Which lines of the records below contain the string "Blender"? Report each of them.

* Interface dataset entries
↓
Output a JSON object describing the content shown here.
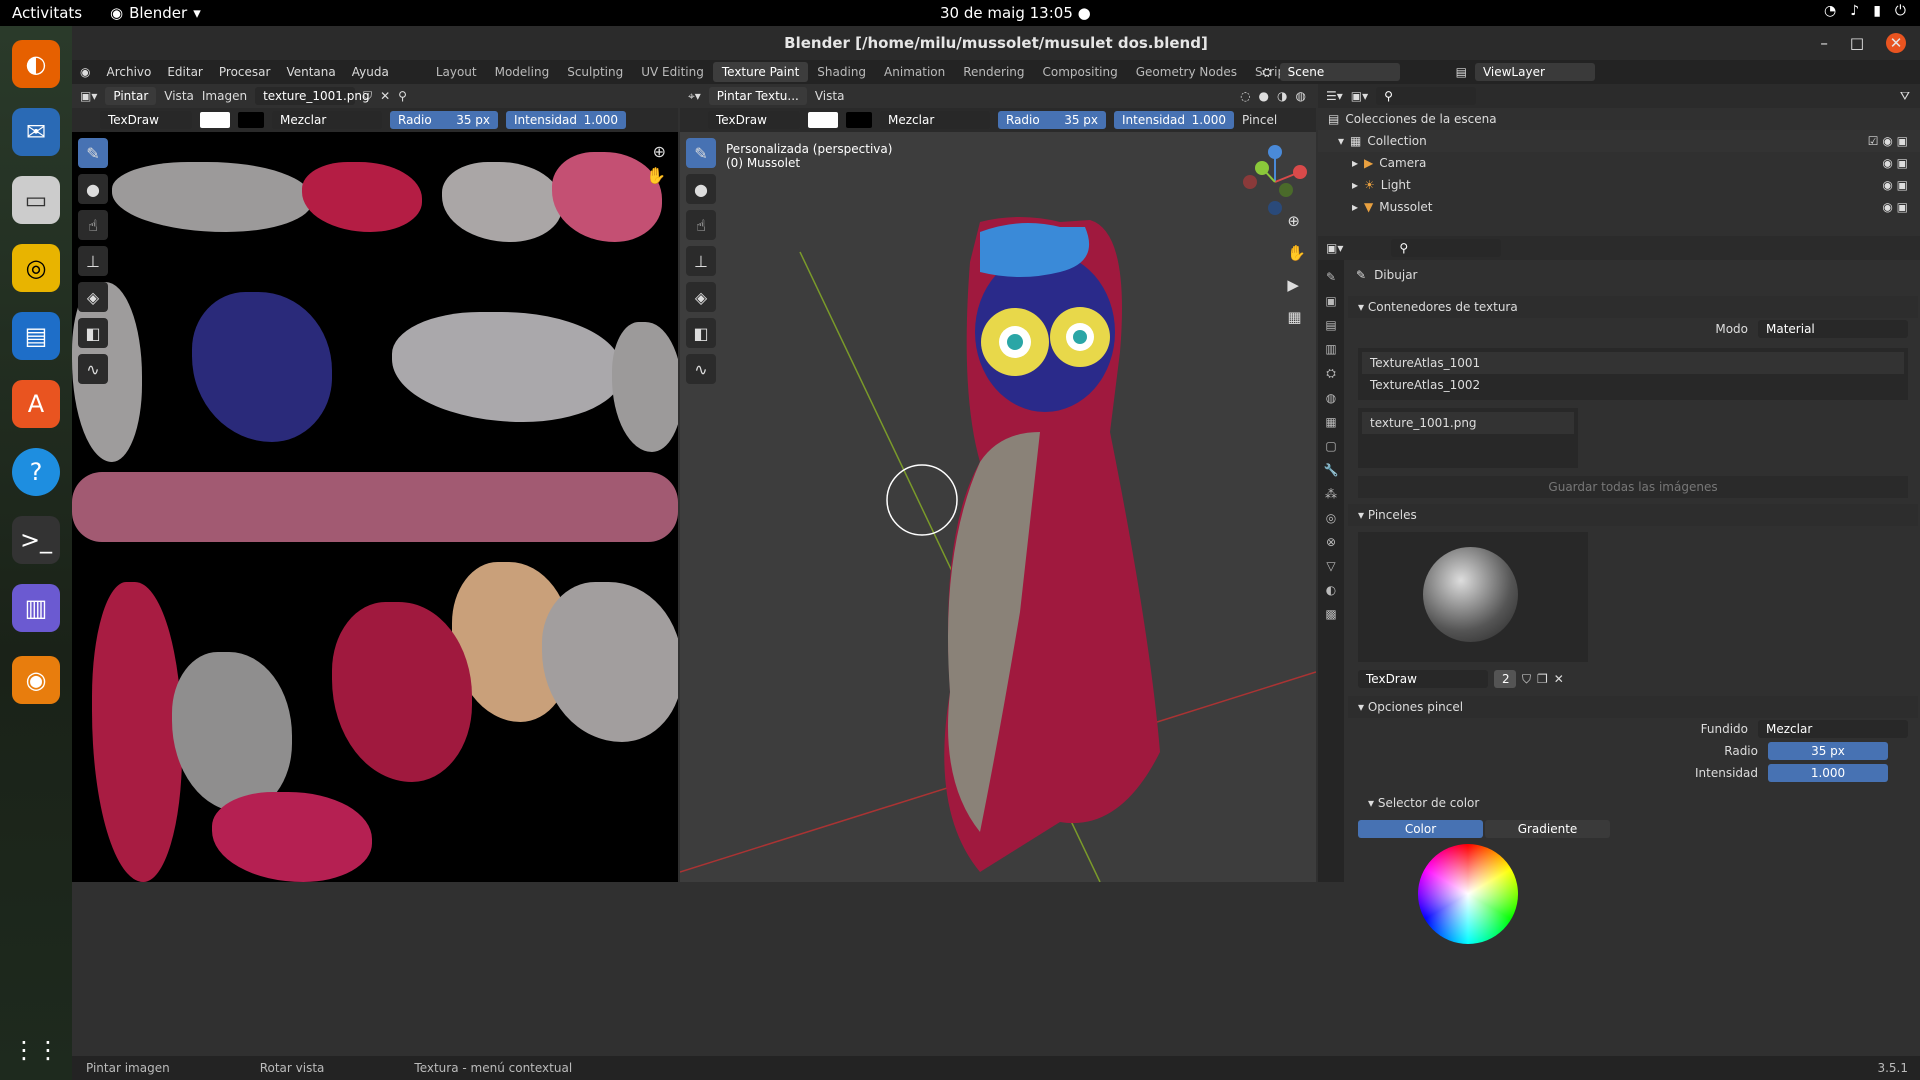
{
  "system": {
    "activities": "Activitats",
    "app_name": "Blender",
    "clock": "30 de maig  13:05"
  },
  "window": {
    "title": "Blender [/home/milu/mussolet/musulet dos.blend]"
  },
  "menu": [
    "Archivo",
    "Editar",
    "Procesar",
    "Ventana",
    "Ayuda"
  ],
  "workspaces": [
    "Layout",
    "Modeling",
    "Sculpting",
    "UV Editing",
    "Texture Paint",
    "Shading",
    "Animation",
    "Rendering",
    "Compositing",
    "Geometry Nodes",
    "Scripting"
  ],
  "active_workspace": "Texture Paint",
  "scene": {
    "scene": "Scene",
    "view_layer": "ViewLayer"
  },
  "image_editor": {
    "mode": "Pintar",
    "menu_vista": "Vista",
    "menu_imagen": "Imagen",
    "image": "texture_1001.png",
    "brush": "TexDraw",
    "blend": "Mezclar",
    "radius_label": "Radio",
    "radius": "35 px",
    "strength_label": "Intensidad",
    "strength": "1.000"
  },
  "viewport": {
    "mode": "Pintar Textu...",
    "menu_vista": "Vista",
    "brush": "TexDraw",
    "blend": "Mezclar",
    "radius_label": "Radio",
    "radius": "35 px",
    "strength_label": "Intensidad",
    "strength": "1.000",
    "brush_tab": "Pincel",
    "info1": "Personalizada (perspectiva)",
    "info2": "(0) Mussolet"
  },
  "outliner": {
    "root": "Colecciones de la escena",
    "collection": "Collection",
    "items": [
      "Camera",
      "Light",
      "Mussolet"
    ]
  },
  "properties": {
    "tool": "Dibujar",
    "section_tex": "Contenedores de textura",
    "mode_label": "Modo",
    "mode": "Material",
    "atlas": [
      "TextureAtlas_1001",
      "TextureAtlas_1002"
    ],
    "texture": "texture_1001.png",
    "save_all": "Guardar todas las imágenes",
    "section_brushes": "Pinceles",
    "brush_name": "TexDraw",
    "brush_users": "2",
    "section_opts": "Opciones pincel",
    "blend_label": "Fundido",
    "blend": "Mezclar",
    "radius_label": "Radio",
    "radius": "35 px",
    "strength_label": "Intensidad",
    "strength": "1.000",
    "color_picker": "Selector de color",
    "tab_color": "Color",
    "tab_gradient": "Gradiente"
  },
  "status": {
    "left": "Pintar imagen",
    "mid": "Rotar vista",
    "right": "Textura - menú contextual",
    "version": "3.5.1"
  }
}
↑
* Answer for this exercise
    "app_name": "Blender",
    "title": "Blender [/home/milu/mussolet/musulet dos.blend]"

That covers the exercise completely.